Case #1 9 year old boy admitted for asthma exacerbation, noted to have heart rate of 55.
Case #2 3 month old girl brought to ED for poor feeding and fussiness, noted to have heart rate of 230.
References American Heart Association. 2005 American Heart Association (AHA) Guidelines for Cardiopulmonary Resuscitation (CPR) and Emergency Cardiovascular Care (ECC) of Pediatric and Neonatal Patients: Pediatric Advanced Life Support. Pediatrics 2006;117;e1005-1028. Fleisher GR, et al. Textbook of Pediatric Emergency Medicine 5 th Edition. Lippincott Williams & Williams, 2006. Pediatric Advanced Life Support. American Heart Association, 2006. Thaler MS. The Only EKG Book You’ll Ever Need 4 th Edition.
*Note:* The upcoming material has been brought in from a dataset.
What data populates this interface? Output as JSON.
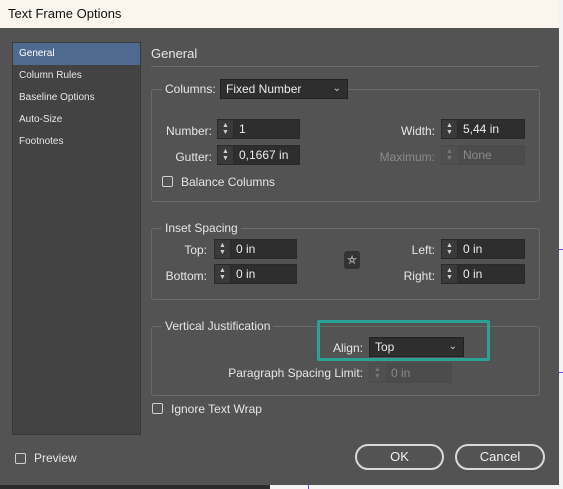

Lippincott Williams & Williams, 2003. Zaoutis LB and Chiang VW. Comprehensive Pediatric Hospital Medicine. Mosby Elsevier, 2007.